Vizslas have been nicknamed “the Velcro dog” because of their need to be stuck to your side all the time. They want to be on your lap, with you on the sofa, and generally in your face. Many people find this behavior annoying and would prefer a more-independent dog willing to hang out on their own. But Vizslas don’t hang out on their own—ever. They’re also very sensitive and require positive, consistent training and caregiving. If you use harsh techniques, they may shut down or resist, even refuse to work for you. A sensitive dog can be a challenge to train, even for people who’ve had experience with other breeds. They’re not like a Golden, a Labrador Retriever, or a Shetland Sheepdog, always willing to work for you. Vizslas are highly intelligent and are easily bored. They need an enthusiastic trainer who can remain calm, positive, and inventive no matter what. Each person in the family must be willing and able to follow a very positive and consistent dog-training routine. Reputable breeders will not sell a dog to a home that will not use positive training techniques. If you have a positive attitude toward life in general, and your dog in particular, and you’re willing to be flexible and creative in your training, this breed may suit you very well.

4. Vizslas are Thinkers. Can you Out-Think Them?

Vizslas love problem-solving. Unless you provide outlets for them to figure things out, they’ll invent their own games and behaviors that often involve finding edible or chewable objects, no matter how well hidden; or they’ll learn to open doors and cupboards. The best Vizsla owners provide jobs for their dogs to keep them happy, such as competitive Obedience, Agility, or Field Tests. These activities are best considered fun, long-term pursuits. The idea is that obedience or other training is its own reward and should not end after your dog has mastered basic manners or earned that first title. Vizslas need an ongoing occupation that allows them to learn and grow with you. As stewards of the breed, reputable breeders are acquiring and breeding Vizslas to improve the breed; therefore, they participate with our dogs in shows such as Conformation, Field Trials, Agility, and Obedience. Reputable breeders prefer to place their puppies with loving families willing to provide an active lifestyle for the dog. If you’re seeking a performance dog, the Vizsla is an ideal partner. Because of their need to explore, Vizslas should not be left unsupervised at any age. They should be crated in their den (a kennel or crate) while you’re away from home or not paying attention to them.

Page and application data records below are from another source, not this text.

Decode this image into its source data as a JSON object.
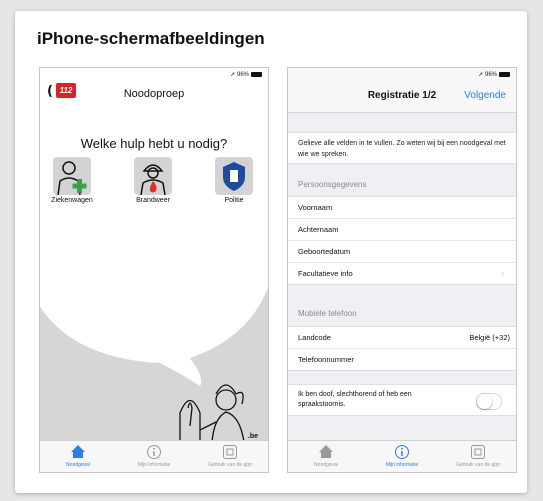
{
  "page": {
    "heading": "iPhone-schermafbeeldingen"
  },
  "status": {
    "text": "➚ 96%"
  },
  "phone1": {
    "logo_text": "112",
    "title": "Noodoproep",
    "question": "Welke hulp hebt u nodig?",
    "services": [
      {
        "label": "Ziekenwagen",
        "icon": "ambulance-person-icon"
      },
      {
        "label": "Brandweer",
        "icon": "firefighter-icon"
      },
      {
        "label": "Politie",
        "icon": "police-badge-icon"
      }
    ],
    "brand": ".be",
    "tabs": [
      {
        "label": "Noodgeval",
        "icon": "house-icon",
        "active": true
      },
      {
        "label": "Mijn informatie",
        "icon": "info-icon",
        "active": false
      },
      {
        "label": "Gebruik van de app",
        "icon": "phone-usage-icon",
        "active": false
      }
    ]
  },
  "phone2": {
    "title": "Registratie 1/2",
    "next": "Volgende",
    "intro": "Gelieve alle velden in te vullen. Zo weten wij bij een noodgeval met wie we spreken.",
    "personal_header": "Persoonsgegevens",
    "personal_fields": [
      "Voornaam",
      "Achternaam",
      "Geboortedatum",
      "Facultatieve info"
    ],
    "mobile_header": "Mobiele telefoon",
    "country_label": "Landcode",
    "country_value": "België (+32)",
    "phone_label": "Telefoonnummer",
    "deaf_text": "Ik ben doof, slechthorend of heb een spraakstoornis.",
    "deaf_toggle": false,
    "tabs": [
      {
        "label": "Noodgeval",
        "icon": "house-icon",
        "active": false
      },
      {
        "label": "Mijn informatie",
        "icon": "info-icon",
        "active": true
      },
      {
        "label": "Gebruik van de app",
        "icon": "phone-usage-icon",
        "active": false
      }
    ]
  },
  "colors": {
    "accent": "#2f7ee6",
    "logo_red": "#d8232a",
    "fire_red": "#e0302a",
    "police_blue": "#1e4b9b",
    "ambulance_green": "#3aa14a"
  }
}
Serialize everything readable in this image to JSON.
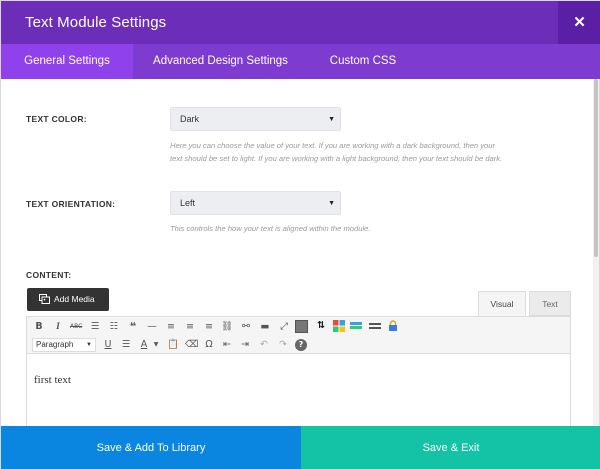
{
  "header": {
    "title": "Text Module Settings",
    "close_icon": "close-icon"
  },
  "tabs": [
    {
      "label": "General Settings",
      "active": true
    },
    {
      "label": "Advanced Design Settings",
      "active": false
    },
    {
      "label": "Custom CSS",
      "active": false
    }
  ],
  "fields": {
    "text_color": {
      "label": "TEXT COLOR:",
      "value": "Dark",
      "description_line1": "Here you can choose the value of your text. If you are working with a dark background, then your",
      "description_line2": "text should be set to light. If you are working with a light background, then your text should be dark."
    },
    "text_orientation": {
      "label": "TEXT ORIENTATION:",
      "value": "Left",
      "description": "This controls the how your text is aligned within the module."
    },
    "content": {
      "label": "CONTENT:"
    }
  },
  "editor": {
    "add_media_label": "Add Media",
    "tab_visual": "Visual",
    "tab_text": "Text",
    "format_select": "Paragraph",
    "body_text": "first text",
    "toolbar_row1": [
      "bold-icon",
      "italic-icon",
      "strikethrough-icon",
      "bullet-list-icon",
      "numbered-list-icon",
      "blockquote-icon",
      "horizontal-rule-icon",
      "align-left-icon",
      "align-center-icon",
      "align-right-icon",
      "link-icon",
      "unlink-icon",
      "read-more-icon",
      "fullscreen-icon",
      "toolbar-toggle-icon",
      "shortcode-icon",
      "columns-icon",
      "tabs-icon",
      "divider-icon",
      "lock-icon"
    ],
    "toolbar_row2": [
      "underline-icon",
      "justify-icon",
      "text-color-icon",
      "paste-text-icon",
      "clear-formatting-icon",
      "special-character-icon",
      "outdent-icon",
      "indent-icon",
      "undo-icon",
      "redo-icon",
      "help-icon"
    ]
  },
  "footer": {
    "save_library": "Save & Add To Library",
    "save_exit": "Save & Exit"
  },
  "colors": {
    "header_bg": "#6c2eb9",
    "tabs_bg": "#7e3bd0",
    "active_tab": "#8f42ec",
    "save_library_bg": "#0a86e0",
    "save_exit_bg": "#14c2a5"
  }
}
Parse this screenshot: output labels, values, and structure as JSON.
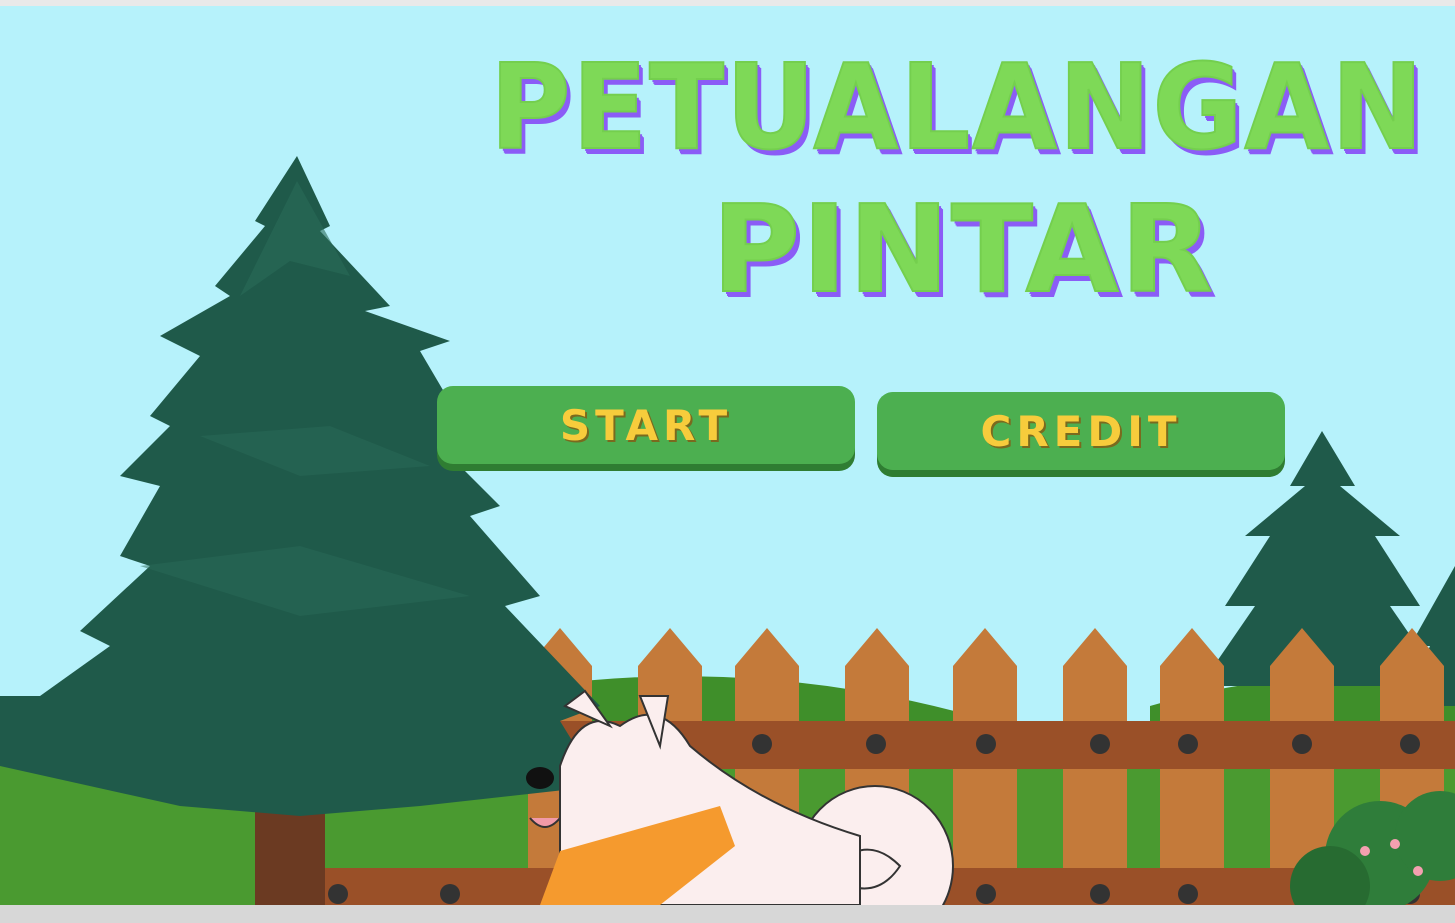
{
  "game": {
    "title_line_1": "PETUALANGAN",
    "title_line_2": "PINTAR"
  },
  "menu": {
    "start_label": "START",
    "credit_label": "CREDIT"
  },
  "colors": {
    "sky": "#b6f2fb",
    "title_fill": "#7ed957",
    "title_shadow": "#8b5cf6",
    "button_bg": "#4caf50",
    "button_text": "#f7cc3c",
    "tree": "#1f5a4a",
    "fence": "#c47a3a",
    "fence_rail": "#9a5028",
    "grass": "#3f8f2a"
  },
  "icons": [
    "pine-tree-icon",
    "fence-icon",
    "dog-icon",
    "bush-icon"
  ]
}
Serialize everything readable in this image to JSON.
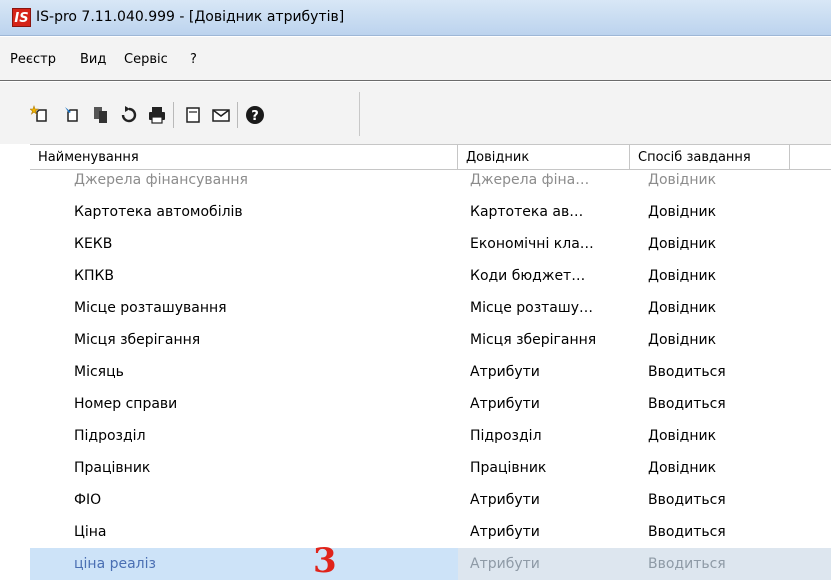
{
  "window": {
    "logo_text": "IS",
    "title": "IS-pro 7.11.040.999 - [Довідник атрибутів]"
  },
  "menu": {
    "items": [
      "Реєстр",
      "Вид",
      "Сервіс",
      "?"
    ]
  },
  "toolbar": {
    "buttons": [
      "new-doc-icon",
      "edit-doc-icon",
      "copy-doc-icon",
      "refresh-icon",
      "print-icon",
      "form-icon",
      "mail-icon",
      "help-icon"
    ]
  },
  "table": {
    "columns": [
      "Найменування",
      "Довідник",
      "Спосіб завдання"
    ],
    "rows": [
      [
        "Джерела фінансування",
        "Джерела фіна…",
        "Довідник"
      ],
      [
        "Картотека автомобілів",
        "Картотека ав…",
        "Довідник"
      ],
      [
        "КЕКВ",
        "Економічні кла…",
        "Довідник"
      ],
      [
        "КПКВ",
        "Коди бюджет…",
        "Довідник"
      ],
      [
        "Місце розташування",
        "Місце розташу…",
        "Довідник"
      ],
      [
        "Місця зберігання",
        "Місця зберігання",
        "Довідник"
      ],
      [
        "Місяць",
        "Атрибути",
        "Вводиться"
      ],
      [
        "Номер справи",
        "Атрибути",
        "Вводиться"
      ],
      [
        "Підрозділ",
        "Підрозділ",
        "Довідник"
      ],
      [
        "Працівник",
        "Працівник",
        "Довідник"
      ],
      [
        "ФІО",
        "Атрибути",
        "Вводиться"
      ],
      [
        "Ціна",
        "Атрибути",
        "Вводиться"
      ],
      [
        "ціна реаліз",
        "Атрибути",
        "Вводиться"
      ]
    ]
  },
  "annotation": {
    "label": "3"
  }
}
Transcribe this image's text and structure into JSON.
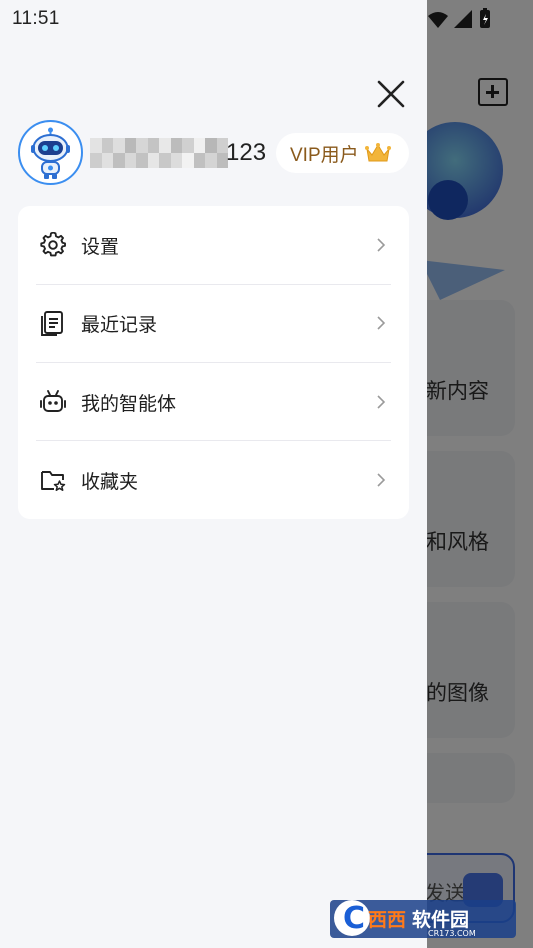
{
  "status_bar": {
    "time": "11:51"
  },
  "background": {
    "cards": [
      "新内容",
      "和风格",
      "的图像"
    ],
    "send_label": "发送"
  },
  "drawer": {
    "close_icon": "close-icon",
    "user": {
      "name_suffix": "123",
      "vip_label": "VIP用户"
    },
    "menu": [
      {
        "label": "设置",
        "icon": "gear-icon"
      },
      {
        "label": "最近记录",
        "icon": "document-icon"
      },
      {
        "label": "我的智能体",
        "icon": "robot-icon"
      },
      {
        "label": "收藏夹",
        "icon": "folder-star-icon"
      }
    ]
  },
  "watermark": {
    "text": "西西软件园",
    "sub": "CR173.COM"
  },
  "colors": {
    "accent": "#3b8ef0",
    "vip": "#8a5a1c",
    "crown": "#f2b53a"
  }
}
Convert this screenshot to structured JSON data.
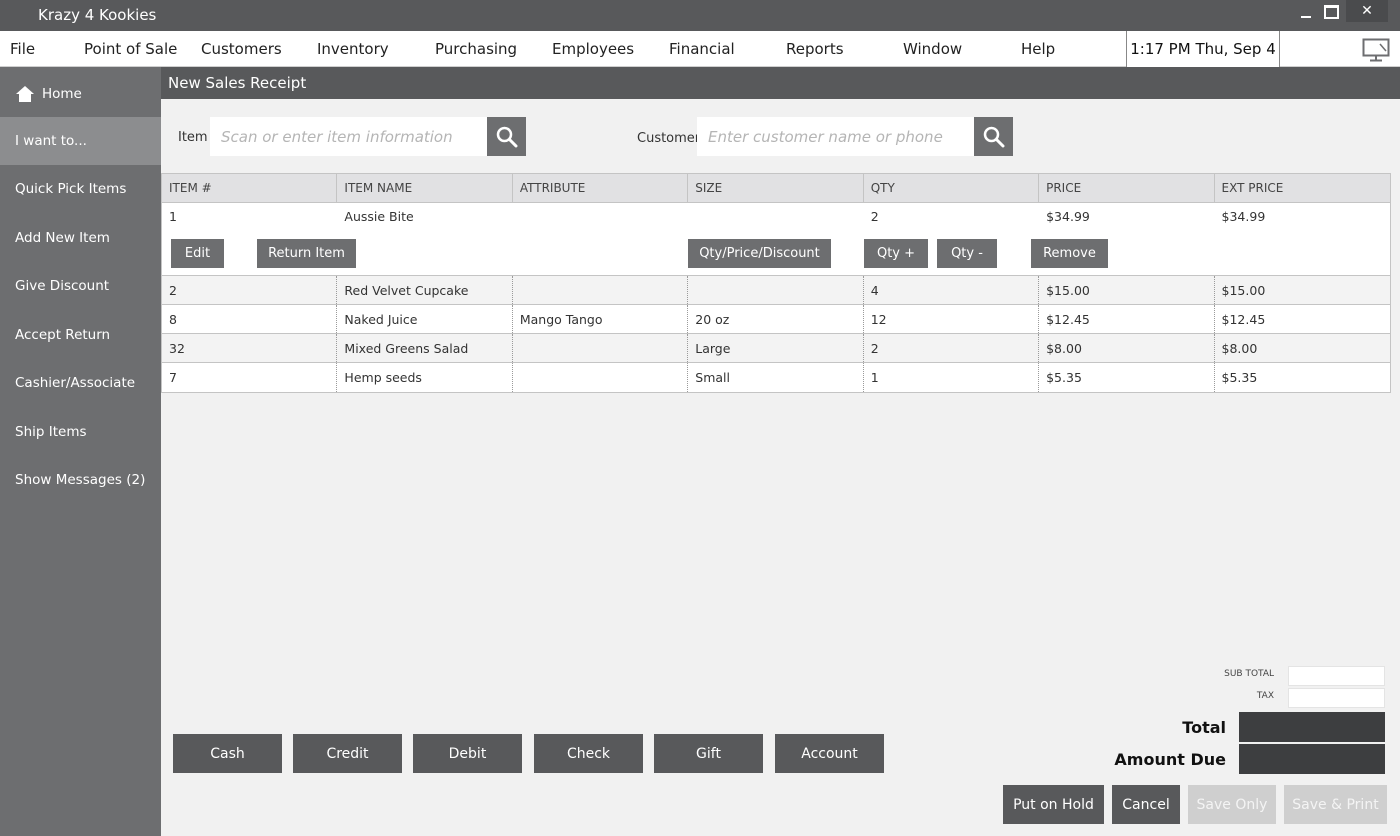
{
  "app": {
    "title": "Krazy 4 Kookies",
    "close_label": "✕"
  },
  "menu": [
    "File",
    "Point of Sale",
    "Customers",
    "Inventory",
    "Purchasing",
    "Employees",
    "Financial",
    "Reports",
    "Window",
    "Help"
  ],
  "clock": "1:17 PM Thu, Sep 4",
  "sidebar": [
    {
      "label": "Home",
      "icon": "home-icon"
    },
    {
      "label": "I want to..."
    },
    {
      "label": "Quick Pick Items"
    },
    {
      "label": "Add New Item"
    },
    {
      "label": "Give Discount"
    },
    {
      "label": "Accept Return"
    },
    {
      "label": "Cashier/Associate"
    },
    {
      "label": "Ship Items"
    },
    {
      "label": "Show Messages (2)"
    }
  ],
  "page_title": "New Sales Receipt",
  "search": {
    "item_label": "Item",
    "item_placeholder": "Scan or enter item information",
    "customer_label": "Customer",
    "customer_placeholder": "Enter customer name or phone"
  },
  "table": {
    "columns": [
      "ITEM #",
      "ITEM NAME",
      "ATTRIBUTE",
      "SIZE",
      "QTY",
      "PRICE",
      "EXT PRICE"
    ],
    "selected_row": [
      "1",
      "Aussie Bite",
      "",
      "",
      "2",
      "$34.99",
      "$34.99"
    ],
    "row_actions": [
      "Edit",
      "Return Item",
      "Qty/Price/Discount",
      "Qty +",
      "Qty -",
      "Remove"
    ],
    "rows": [
      [
        "2",
        "Red Velvet Cupcake",
        "",
        "",
        "4",
        "$15.00",
        "$15.00"
      ],
      [
        "8",
        "Naked Juice",
        "Mango Tango",
        "20 oz",
        "12",
        "$12.45",
        "$12.45"
      ],
      [
        "32",
        "Mixed Greens Salad",
        "",
        "Large",
        "2",
        "$8.00",
        "$8.00"
      ],
      [
        "7",
        "Hemp seeds",
        "",
        "Small",
        "1",
        "$5.35",
        "$5.35"
      ]
    ]
  },
  "totals": {
    "subtotal_label": "SUB TOTAL",
    "tax_label": "TAX",
    "total_label": "Total",
    "amount_due_label": "Amount Due"
  },
  "tenders": [
    "Cash",
    "Credit",
    "Debit",
    "Check",
    "Gift",
    "Account"
  ],
  "bottom_buttons": {
    "hold": "Put on Hold",
    "cancel": "Cancel",
    "save_only": "Save Only",
    "save_print": "Save & Print"
  }
}
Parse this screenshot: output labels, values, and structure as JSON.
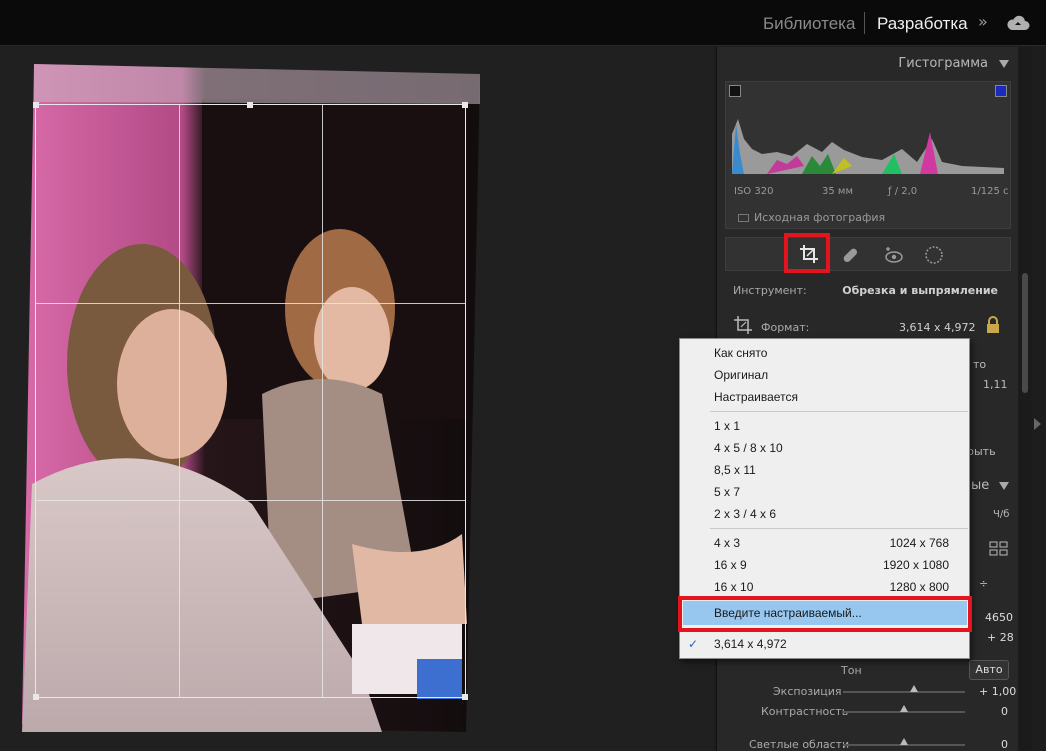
{
  "topbar": {
    "module_library": "Библиотека",
    "module_develop": "Разработка",
    "more": "»"
  },
  "histogram": {
    "title": "Гистограмма",
    "iso": "ISO 320",
    "focal": "35 мм",
    "aperture": "ƒ / 2,0",
    "shutter": "1/125 с",
    "original_label": "Исходная фотография"
  },
  "tool": {
    "label": "Инструмент:",
    "value": "Обрезка и выпрямление",
    "format_label": "Формат:",
    "format_value": "3,614 x 4,972"
  },
  "panel_partial": {
    "auto_fragment": "то",
    "value_fragment": "1,11",
    "close_fragment": "рыть",
    "section_fragment": "ые",
    "bw_fragment": "Ч/б",
    "temp_value": "4650",
    "tint_value": "+ 28"
  },
  "basic": {
    "tone_label": "Тон",
    "auto_label": "Авто",
    "exposure_label": "Экспозиция",
    "exposure_value": "+ 1,00",
    "contrast_label": "Контрастность",
    "contrast_value": "0",
    "highlights_label": "Светлые области",
    "highlights_value": "0"
  },
  "dropdown": {
    "group1": [
      "Как снято",
      "Оригинал",
      "Настраивается"
    ],
    "group2": [
      "1 x 1",
      "4 x 5  /  8 x 10",
      "8,5 x 11",
      "5 x 7",
      "2 x 3  /  4 x 6"
    ],
    "group3": [
      {
        "label": "4 x 3",
        "size": "1024 x 768"
      },
      {
        "label": "16 x 9",
        "size": "1920 x 1080"
      },
      {
        "label": "16 x 10",
        "size": "1280 x 800"
      }
    ],
    "custom_entry": "Введите настраиваемый...",
    "current": "3,614 x 4,972",
    "check": "✓"
  },
  "colors": {
    "highlight_red": "#e3141d",
    "menu_highlight": "#97c6ee"
  }
}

Proper crate-training protects a dog from potentially life-threatening situations in the home and also makes for a happier dog who is less likely to have separation anxiety and home-protection issues.

Vizsla with treed squirrel
Credit: Marc Piscotty